Bracknell's Law Author:Wallace Hildick Ron Bracknell was a successful traveling man, his business-strap steel. Ron and his wife Pat were English, but they now lived in the comfortable, social, American suburb of Palmers Point. — Peacefully. Until the day that a faucet dripped and Pat asked Mr. Jones, the carpenter who was fixing a window in the Bracknell kitchen, about the dripping ... more »tap, and he said if her husband had a F wrench he could fix it for her. Pat knew that Ron's tool box was locked (he took very good care of his tools), but the carpenter found a key that opened the tool box, and fixed the faucet for Mrs. Bracknell.
So far, fine. Until she returned the wrench to the tool box and idscovered the notebook. An old school notebook, but the writing in it was in her husband's recent hand-and the entries in it contained some "laws" about killing people.
In different ways. Which Pat noted in her diary. After reading his and thinking about it, she decided to keep one of her own because as she wrote, "Let's face it, Ron is sick."
The she added, "The best thing I can do is to get it all down."
Among Bracknell's laws were: "One would not have to kill those who had actually offended one, only those similar to those who had offended one."
And: There need never be a killing in high-risk circumstances, or in one's own neighborhood, or in any usual haunts."
Pat loved her husband-so, she had to believe the diary was just a game Ron was playing, a joke of some sort.
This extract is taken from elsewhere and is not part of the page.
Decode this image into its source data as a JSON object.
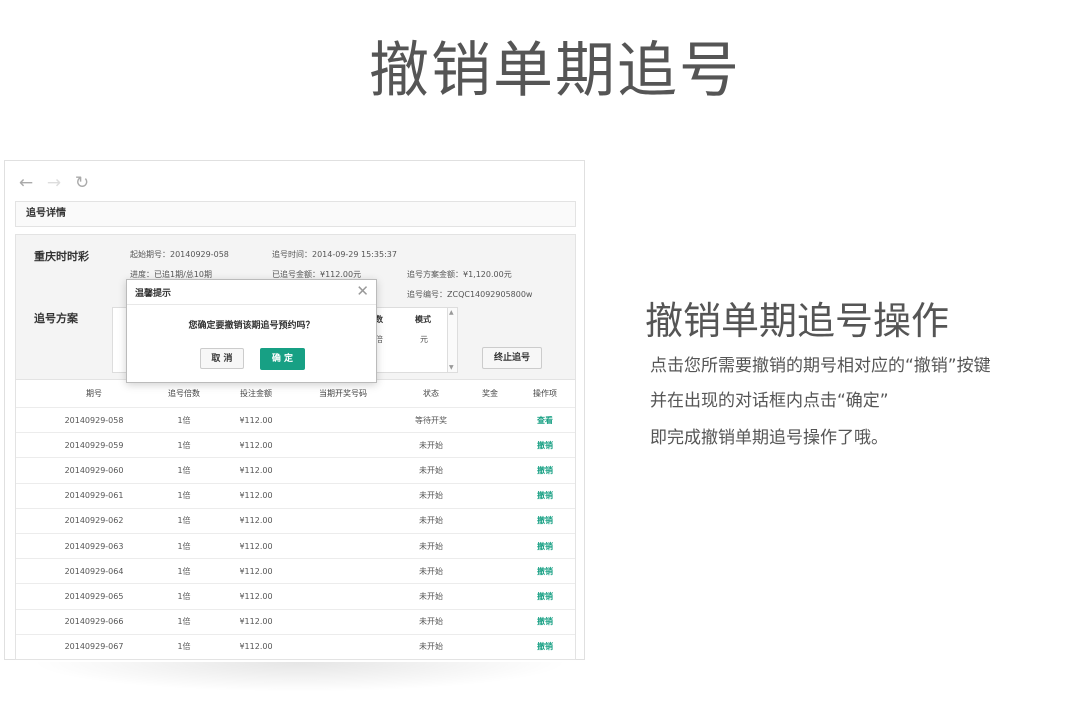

This in spite of the newpaper clippings-- out-of-town ones, about murders out-of-town --tucked into the diary alongside the appropriate entries.« less